In 1991, the Minister of Justice, Kim Campbell introduced Bill C-17, which improves the process for obtaining the Acquisition Licence of firearms by adding a mandatory training on the safe handling, a detailed questionnaire, references, a photo and a 28-day waiting period. The Act amended the age limit for obtaining this licence was settle to 18 years with provisions for minors’ licences. The Act also strengthened the power of the RCMP to refuse to issue a licence – if it was not in the best interest of the safety of the applicant or any other person – by removing the burden of proof in case on an appeal. Thus, the Act required from the applicant to prove that the RCMP was wrong in its assertions when it refused to issue a licence. This law also defined safe storage, banned semi-automatic versions of military assault weapons that could be converted to automatic weapons, as well as large-capacity magazines (that is to say that there were provisions allowing the provinces to be exempted).
However, the Act of 1991 does not address the concerns of organizations working to improve public safety and several groups that had encouraged the Government to improve controls on rifles and shotguns as a result of the killing at Polytechnique on December 6, 1989; where 14 students in engineering program were killed: the Licence of Authorisation to Acquisition of firearms Certificate was required to acquire but not own and possess firearms. Furthermore, only a third of gun owners in held this valid type of licence.
The police testimony before the parliamentary committees brought forward the fact that without gun registration, it was hard to in force the law on the acquisition licence or safe storage. They asked for renewable possession licence and the registration of all weapons owned in order to improve accountability and to reduce the hijacking to unqualified individuals. Under the system, a person could buy an unlimited number of weapons with little to no liability because there was no record linking the weapon to its owner. These weaknesses have created huge potential for acquisition via nominee and illegal trade. There was also little motivation for owners to report the theft of their weapons.

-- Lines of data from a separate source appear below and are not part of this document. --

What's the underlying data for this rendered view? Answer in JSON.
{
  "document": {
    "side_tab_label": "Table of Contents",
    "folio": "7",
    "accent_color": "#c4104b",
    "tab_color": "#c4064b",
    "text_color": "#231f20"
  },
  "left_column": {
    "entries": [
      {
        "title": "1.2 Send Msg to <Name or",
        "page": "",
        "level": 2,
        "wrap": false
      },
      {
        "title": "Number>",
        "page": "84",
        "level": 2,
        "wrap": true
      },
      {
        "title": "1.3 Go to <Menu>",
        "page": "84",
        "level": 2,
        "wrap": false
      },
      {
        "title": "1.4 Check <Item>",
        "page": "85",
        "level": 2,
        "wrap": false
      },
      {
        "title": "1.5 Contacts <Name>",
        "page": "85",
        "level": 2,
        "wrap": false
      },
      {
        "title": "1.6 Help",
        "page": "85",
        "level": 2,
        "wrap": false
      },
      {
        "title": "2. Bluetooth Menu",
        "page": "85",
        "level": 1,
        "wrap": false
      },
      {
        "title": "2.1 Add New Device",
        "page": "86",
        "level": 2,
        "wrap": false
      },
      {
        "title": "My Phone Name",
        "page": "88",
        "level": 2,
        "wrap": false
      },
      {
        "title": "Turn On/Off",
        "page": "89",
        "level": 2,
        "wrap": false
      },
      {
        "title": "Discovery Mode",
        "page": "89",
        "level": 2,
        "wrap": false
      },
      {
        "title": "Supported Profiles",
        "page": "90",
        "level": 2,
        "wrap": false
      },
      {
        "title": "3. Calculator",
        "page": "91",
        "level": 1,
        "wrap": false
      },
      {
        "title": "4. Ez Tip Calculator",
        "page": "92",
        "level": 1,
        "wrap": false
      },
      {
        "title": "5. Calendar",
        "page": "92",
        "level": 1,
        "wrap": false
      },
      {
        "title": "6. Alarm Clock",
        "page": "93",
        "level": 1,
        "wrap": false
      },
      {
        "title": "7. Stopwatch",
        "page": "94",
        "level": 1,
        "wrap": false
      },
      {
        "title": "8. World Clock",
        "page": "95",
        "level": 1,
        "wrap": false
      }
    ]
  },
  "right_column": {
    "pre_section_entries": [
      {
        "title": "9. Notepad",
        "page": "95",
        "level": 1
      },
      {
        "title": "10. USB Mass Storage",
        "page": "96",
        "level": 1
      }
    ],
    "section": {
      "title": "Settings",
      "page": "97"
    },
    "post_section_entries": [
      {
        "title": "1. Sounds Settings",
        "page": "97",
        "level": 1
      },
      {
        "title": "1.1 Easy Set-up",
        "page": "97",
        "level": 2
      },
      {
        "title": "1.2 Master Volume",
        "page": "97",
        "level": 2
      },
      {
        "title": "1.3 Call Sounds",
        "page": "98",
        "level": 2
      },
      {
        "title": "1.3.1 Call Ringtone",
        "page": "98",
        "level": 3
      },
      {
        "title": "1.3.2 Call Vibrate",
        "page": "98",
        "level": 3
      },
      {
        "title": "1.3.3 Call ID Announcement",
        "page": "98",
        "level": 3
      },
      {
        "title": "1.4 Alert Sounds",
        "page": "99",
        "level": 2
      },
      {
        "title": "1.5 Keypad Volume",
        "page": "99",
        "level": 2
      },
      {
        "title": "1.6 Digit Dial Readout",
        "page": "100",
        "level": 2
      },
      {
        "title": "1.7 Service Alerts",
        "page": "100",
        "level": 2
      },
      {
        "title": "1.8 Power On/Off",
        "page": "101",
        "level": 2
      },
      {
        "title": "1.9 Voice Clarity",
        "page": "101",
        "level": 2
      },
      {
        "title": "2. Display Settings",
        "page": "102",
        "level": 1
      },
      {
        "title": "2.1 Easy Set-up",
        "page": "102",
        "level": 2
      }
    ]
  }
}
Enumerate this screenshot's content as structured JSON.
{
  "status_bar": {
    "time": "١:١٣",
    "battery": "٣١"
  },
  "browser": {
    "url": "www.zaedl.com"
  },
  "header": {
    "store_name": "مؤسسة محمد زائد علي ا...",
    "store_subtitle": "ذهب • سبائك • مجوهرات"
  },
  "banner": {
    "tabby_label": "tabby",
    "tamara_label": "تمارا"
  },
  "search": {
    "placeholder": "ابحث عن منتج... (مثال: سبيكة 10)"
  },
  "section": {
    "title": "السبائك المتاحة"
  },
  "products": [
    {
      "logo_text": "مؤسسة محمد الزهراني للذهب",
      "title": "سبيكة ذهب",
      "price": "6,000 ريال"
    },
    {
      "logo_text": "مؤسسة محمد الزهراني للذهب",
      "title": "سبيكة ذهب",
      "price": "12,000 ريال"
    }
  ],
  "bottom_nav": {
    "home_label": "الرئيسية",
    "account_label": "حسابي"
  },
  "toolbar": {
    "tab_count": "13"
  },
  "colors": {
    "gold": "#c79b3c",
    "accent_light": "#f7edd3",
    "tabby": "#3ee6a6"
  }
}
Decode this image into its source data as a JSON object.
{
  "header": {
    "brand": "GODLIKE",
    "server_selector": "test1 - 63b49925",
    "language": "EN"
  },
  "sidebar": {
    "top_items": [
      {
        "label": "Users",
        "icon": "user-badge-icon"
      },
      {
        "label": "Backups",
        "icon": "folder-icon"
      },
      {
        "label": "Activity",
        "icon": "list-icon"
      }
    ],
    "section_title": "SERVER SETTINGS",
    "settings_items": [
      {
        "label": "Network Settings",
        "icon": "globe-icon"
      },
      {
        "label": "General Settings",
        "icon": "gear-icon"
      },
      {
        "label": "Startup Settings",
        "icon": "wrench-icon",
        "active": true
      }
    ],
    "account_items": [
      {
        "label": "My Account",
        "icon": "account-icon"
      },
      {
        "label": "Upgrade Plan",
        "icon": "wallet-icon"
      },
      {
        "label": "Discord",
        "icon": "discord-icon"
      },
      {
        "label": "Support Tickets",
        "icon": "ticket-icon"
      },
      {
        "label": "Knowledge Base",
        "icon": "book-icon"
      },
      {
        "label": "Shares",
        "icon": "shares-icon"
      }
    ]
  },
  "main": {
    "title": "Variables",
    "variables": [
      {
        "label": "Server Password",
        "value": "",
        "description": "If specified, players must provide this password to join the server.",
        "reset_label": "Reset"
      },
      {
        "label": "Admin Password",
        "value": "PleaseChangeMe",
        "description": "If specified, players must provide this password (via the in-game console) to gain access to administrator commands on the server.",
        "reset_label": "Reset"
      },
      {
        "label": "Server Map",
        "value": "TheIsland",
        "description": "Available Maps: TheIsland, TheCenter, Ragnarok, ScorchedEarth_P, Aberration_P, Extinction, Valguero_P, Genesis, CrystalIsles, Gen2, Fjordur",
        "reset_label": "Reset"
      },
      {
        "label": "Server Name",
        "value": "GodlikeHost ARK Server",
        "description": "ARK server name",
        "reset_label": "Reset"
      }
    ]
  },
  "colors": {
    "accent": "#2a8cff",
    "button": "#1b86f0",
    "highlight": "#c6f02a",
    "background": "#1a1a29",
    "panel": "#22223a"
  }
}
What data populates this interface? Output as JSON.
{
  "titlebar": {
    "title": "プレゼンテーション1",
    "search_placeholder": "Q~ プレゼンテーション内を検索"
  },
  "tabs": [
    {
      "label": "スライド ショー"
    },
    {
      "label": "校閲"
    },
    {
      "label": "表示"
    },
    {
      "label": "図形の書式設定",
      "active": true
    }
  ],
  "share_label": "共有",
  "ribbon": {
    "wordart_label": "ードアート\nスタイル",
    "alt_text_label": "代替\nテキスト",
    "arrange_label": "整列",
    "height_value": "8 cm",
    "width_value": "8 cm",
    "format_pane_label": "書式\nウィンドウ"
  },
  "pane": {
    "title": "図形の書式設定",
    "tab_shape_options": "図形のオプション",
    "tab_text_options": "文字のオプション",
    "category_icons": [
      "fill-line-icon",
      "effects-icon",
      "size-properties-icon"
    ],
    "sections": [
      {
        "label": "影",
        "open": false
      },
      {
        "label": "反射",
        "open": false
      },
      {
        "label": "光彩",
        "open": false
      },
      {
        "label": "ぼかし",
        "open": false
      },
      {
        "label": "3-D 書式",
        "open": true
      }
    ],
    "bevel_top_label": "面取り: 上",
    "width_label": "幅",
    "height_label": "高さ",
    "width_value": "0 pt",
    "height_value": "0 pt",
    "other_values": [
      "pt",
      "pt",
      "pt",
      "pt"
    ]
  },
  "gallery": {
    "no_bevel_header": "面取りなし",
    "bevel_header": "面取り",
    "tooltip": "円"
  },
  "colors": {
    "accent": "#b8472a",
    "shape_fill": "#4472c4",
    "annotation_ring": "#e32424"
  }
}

Consequently, an extraordinary alliance of over 350 organizations including the Canadian Association of Chiefs of Police, the Canadian Bar Association, the Canadian Public Health Association, the Canadian Criminal Justice Association, Victims of Violence International, YWCA Canada and others have encouraged the government to pass a Bill to strengthen controls on firearms. In addition, a series of public inquiries had recommended the issuance of licences for all gun owners and the registration of all weapons.
The Firearms Act was adopted on December, 5, 1995 and contains the following:
- All firearms must be registered since 2003
- All firearm owners must have a licence since 2001 (renewable every five years)
- A national registry
- A rigorous evaluation, background check and verification process
- A ban on military assault weapons and semi-automatic short-barrelled handguns
- Controls on the sale of ammunition
- Tougher penalties for misuse of firearms
In response to the Vernon massacre (1997) where Mark Chahal killed his ex-wife, eight members of his family and then himself with his weapon legally acquired, the notification of the spouse was introduced into the licence to possess a firearm application process (PAL). The current spouse and former spouses (last 2 years) are warned that their ex-spouse wishes to obtain a firearm’s licence (Possession and Acquisition Licence). Even though the spouse consent is not required, if a spouse has doubts, it will trigger a second revision of the request. The reports of crimes including domestic violence will also trigger a review of a PAL application.
The Province of Alberta with other Provinces and pro-gun organizations have challenged the constitutionality of the law in front of the Court of Appeal of Alberta. Their challenge was based on the fact that the federal government, through its legislation on acquisition and possession of weapons and the registration of those weapons was a violation of a provincial jurisdiction to extend these laws that were reserved for long guns (rifles and shotguns). In October 1998, the Alberta Appeal Court voted in a proportion of 3 against 2 in favour of the federal position that the firearms legislation was essentially a public safety issue, which is therefore part of the rights of the federal government’s criminal Law. The Court of Appeal then rejected the claim that a provincial legislation long gun was basically and essentially an intrusion by the federal government to enter into the area of provincial jurisdiction over civil rights.
Police associations, victims of gun violence associations, health associations and organizations against domestic violence have fought against the challenge in the Supreme Court of Canada. With a unanimous decision in June 2000, the Court rejected the appeal of the province of Alberta stating: “the law on the control of firearms involves the jurisdiction of Parliament, over the law criminal. The law is directed to enhance public safety by controlling access to weapons bans and penalties and is issued under the authority of the federal Criminal Code. Although the law has regulatory aspects, these aspects are secondary to the primary purpose of the Criminal Code. The intrusion of the law into provincial jurisdiction over property and civil rights is not excessive in the balance of federalism.”
In its decision the Court also confirmed that licensing couldn’t be separated from the registration: “The licensing provisions can not be separated from the rest of the law. The provisions for the licensing require anyone who owns a gun to be licensed; the registration provisions require all guns to be registered. These portions of the Firearms Act are both closely related to the legislature’s goal of promoting safety by reducing the misuse of all weapons. The two categories are linked and necessary in the process.”